▸ **GOAL OF THE EXERCISE**
Every record must be output verbatim in the reply.

▸ **DATA PROVIDED**
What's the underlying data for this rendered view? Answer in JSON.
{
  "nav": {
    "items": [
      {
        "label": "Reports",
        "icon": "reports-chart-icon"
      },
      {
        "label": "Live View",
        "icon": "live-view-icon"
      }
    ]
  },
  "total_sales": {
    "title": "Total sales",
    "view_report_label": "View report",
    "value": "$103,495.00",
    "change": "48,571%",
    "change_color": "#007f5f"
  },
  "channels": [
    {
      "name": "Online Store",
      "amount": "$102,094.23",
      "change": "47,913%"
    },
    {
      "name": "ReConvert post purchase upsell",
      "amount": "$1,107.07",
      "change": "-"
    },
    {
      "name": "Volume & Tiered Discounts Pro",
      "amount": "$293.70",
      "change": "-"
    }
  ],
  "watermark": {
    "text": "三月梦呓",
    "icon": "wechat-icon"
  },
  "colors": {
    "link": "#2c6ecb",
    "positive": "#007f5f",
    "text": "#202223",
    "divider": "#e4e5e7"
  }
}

▸ **RESULT**
What's the underlying data for this rendered view? Answer in JSON.
{
  "nav": {
    "items": [
      {
        "label": "Reports",
        "icon": "reports-chart-icon"
      },
      {
        "label": "Live View",
        "icon": "live-view-icon"
      }
    ]
  },
  "total_sales": {
    "title": "Total sales",
    "view_report_label": "View report",
    "value": "$103,495.00",
    "change": "48,571%",
    "change_color": "#007f5f"
  },
  "channels": [
    {
      "name": "Online Store",
      "amount": "$102,094.23",
      "change": "47,913%"
    },
    {
      "name": "ReConvert post purchase upsell",
      "amount": "$1,107.07",
      "change": "-"
    },
    {
      "name": "Volume & Tiered Discounts Pro",
      "amount": "$293.70",
      "change": "-"
    }
  ],
  "watermark": {
    "text": "三月梦呓",
    "icon": "wechat-icon"
  },
  "colors": {
    "link": "#2c6ecb",
    "positive": "#007f5f",
    "text": "#202223",
    "divider": "#e4e5e7"
  }
}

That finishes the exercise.